easily duplicated with the remaining inverters. composite structures, manufacturing automation, and stealth technology. He
In a different system architecture configuration, two cofounded Hypercar, Inc., with Amory Lovins of the Rocky Mountain
Institute, where he built and led an international team to develop a full-sized
controllers can be used to separate the control data and sport utility vehicle integrating digital control, advanced composites, and
SCADA/HMI data if the system supports two communications hydrogen fuel cell propulsion to achieve 100 mpg efficiency. Over the past
channels. One channel can be used for control functions and 8 years, he has been involved in three start-ups in the renewable energy field,
focusing primarily on utility scale generation of electricity from photovoltaic
the second for SCADA/HMI data collection. As the number of technologies at costs competitive with combustive power.
inverters increases, multiple controllers may be a more
practical solution. Kei Hao received his Ph.D. in Electrical Engineering from the University of
Wisconsin–Madison, his M.S.E.E. from the University of Wisconsin–
Milwaukee, and his B.S.E.E. from La Universidad de la Republica, Uruguay.
He has experience in the fields of control and automation systems, wireless
Utilizing the components of a typical PV generation site, communications systems, and power system automation and protection. In
2010, he joined Schweitzer Engineering Laboratories, Inc. as an engineer in
an active closed-loop power factor control system can be
the engineering services division. He is a member of IEEE and a registered
easily implemented. This is accomplished by utilizing the professional engineer in the state of California and has authored and presented
communications capabilities of the components, which allow several technical papers.
the controller to collect the required control data and make
decisions to adjust the inverter outputs. The implemented
solution proves to be simple and cost-effective for achieving
the desired power factor reference set point.

Robin Jenkins has a B.S.E.T. degree from California State University, Chico.
From 1984 to 1988, he was employed as a systems integration engineer for
Atkinson System Technologies. From 1988 to 1999, he was with the
California Department of Water Resources, where he worked as an associate
and then senior control system engineer. From 1999 to 2007, he worked for
Schweitzer Engineering Laboratories, Inc. (SEL) as a senior integration
application engineer. From 2007 to 2009, he rejoined the California
Department of Water Resources as the control systems branch chief. Since
2009, he has been employed by SEL, where he currently holds the position of
integration application engineer and is responsible for technical support,
application assistance, and training for SEL customers in Northern California.

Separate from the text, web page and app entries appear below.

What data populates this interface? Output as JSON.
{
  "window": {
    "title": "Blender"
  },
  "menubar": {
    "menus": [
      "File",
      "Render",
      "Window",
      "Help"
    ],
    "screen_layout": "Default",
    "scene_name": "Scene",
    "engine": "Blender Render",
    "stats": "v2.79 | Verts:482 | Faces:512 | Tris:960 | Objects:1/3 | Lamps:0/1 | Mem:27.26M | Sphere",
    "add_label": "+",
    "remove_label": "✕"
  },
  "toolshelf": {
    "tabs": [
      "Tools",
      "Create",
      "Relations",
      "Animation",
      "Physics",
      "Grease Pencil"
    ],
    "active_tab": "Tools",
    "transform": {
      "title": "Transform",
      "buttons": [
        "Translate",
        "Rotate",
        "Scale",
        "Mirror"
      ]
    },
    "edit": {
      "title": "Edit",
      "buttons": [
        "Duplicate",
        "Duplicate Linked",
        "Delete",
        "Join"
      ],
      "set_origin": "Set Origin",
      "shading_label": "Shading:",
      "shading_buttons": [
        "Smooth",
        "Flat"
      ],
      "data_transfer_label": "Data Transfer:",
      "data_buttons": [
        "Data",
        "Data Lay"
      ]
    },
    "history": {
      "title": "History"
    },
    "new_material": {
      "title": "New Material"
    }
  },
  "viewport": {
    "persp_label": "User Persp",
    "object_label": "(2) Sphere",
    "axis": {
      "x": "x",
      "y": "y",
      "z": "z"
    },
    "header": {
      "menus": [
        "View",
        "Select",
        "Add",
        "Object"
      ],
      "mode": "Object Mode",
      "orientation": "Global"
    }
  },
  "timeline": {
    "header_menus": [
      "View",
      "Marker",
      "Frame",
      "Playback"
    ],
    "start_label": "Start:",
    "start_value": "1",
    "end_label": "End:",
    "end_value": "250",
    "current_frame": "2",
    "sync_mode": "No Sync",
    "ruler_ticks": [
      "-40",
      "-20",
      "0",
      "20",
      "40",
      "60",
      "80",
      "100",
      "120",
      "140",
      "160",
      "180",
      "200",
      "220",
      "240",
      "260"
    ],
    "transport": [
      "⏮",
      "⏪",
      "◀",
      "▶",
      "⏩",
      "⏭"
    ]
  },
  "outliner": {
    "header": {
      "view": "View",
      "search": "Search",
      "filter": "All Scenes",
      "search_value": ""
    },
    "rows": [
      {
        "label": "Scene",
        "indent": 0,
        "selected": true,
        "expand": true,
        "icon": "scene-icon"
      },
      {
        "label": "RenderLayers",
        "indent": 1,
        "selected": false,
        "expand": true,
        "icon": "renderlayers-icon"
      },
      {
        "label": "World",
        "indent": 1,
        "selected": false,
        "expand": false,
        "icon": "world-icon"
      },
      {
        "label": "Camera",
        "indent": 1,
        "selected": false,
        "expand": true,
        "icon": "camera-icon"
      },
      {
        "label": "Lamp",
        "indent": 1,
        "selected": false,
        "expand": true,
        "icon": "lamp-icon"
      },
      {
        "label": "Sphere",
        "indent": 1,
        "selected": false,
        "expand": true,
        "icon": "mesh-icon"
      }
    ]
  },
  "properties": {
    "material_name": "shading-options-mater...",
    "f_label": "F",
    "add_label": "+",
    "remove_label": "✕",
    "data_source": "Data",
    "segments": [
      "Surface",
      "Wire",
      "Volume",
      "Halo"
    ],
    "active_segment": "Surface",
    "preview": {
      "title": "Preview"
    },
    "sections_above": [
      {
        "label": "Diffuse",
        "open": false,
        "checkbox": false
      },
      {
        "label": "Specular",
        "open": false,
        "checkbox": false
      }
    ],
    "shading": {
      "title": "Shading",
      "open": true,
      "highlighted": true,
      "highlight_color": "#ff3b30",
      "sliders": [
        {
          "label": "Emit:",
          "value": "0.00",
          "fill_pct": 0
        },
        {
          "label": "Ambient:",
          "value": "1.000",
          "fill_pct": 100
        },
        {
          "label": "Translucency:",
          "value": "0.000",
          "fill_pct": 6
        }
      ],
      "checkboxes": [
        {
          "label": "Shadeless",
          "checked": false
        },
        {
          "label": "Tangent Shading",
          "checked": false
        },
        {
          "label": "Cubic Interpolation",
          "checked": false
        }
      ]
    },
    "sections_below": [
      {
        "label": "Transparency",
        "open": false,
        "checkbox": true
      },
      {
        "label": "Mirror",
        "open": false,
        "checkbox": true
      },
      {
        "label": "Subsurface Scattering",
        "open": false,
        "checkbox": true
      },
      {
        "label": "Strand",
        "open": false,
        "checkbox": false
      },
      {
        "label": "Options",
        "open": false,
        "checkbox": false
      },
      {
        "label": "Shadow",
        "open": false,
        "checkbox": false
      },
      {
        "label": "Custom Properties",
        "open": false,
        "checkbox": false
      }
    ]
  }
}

Rick VanHatten received his B.S.E.E. from South Dakota State University in
1974 and is an IEEE PES member. He has broad experience in the field of
power system engineering, operations, and protection. Upon graduating, he
served for 32 years at Iowa Public Service, Midwest Resources, and
MidAmerican Energy, where he worked in substation, distribution, and
transmission engineering, system operations, and substation operations
managing various engineering groups. He has led a variety of utility projects
to design and build electric and gas metering shops, plan for Y2k
contingencies, and consolidate utility switching practices. In 2006, he joined
Schweitzer Engineering Laboratories, Inc., where he is an engineering
supervisor. Previously, he worked for two years for Cooper Power Systems in
the energy automation solutions group, formerly Cannon Technologies, in the
area of substation automation and integration.

© 2012 by Belectric Inc., USA, and

Schweitzer Engineering Laboratories, Inc.
All rights reserved.
20120223 • TP6532-01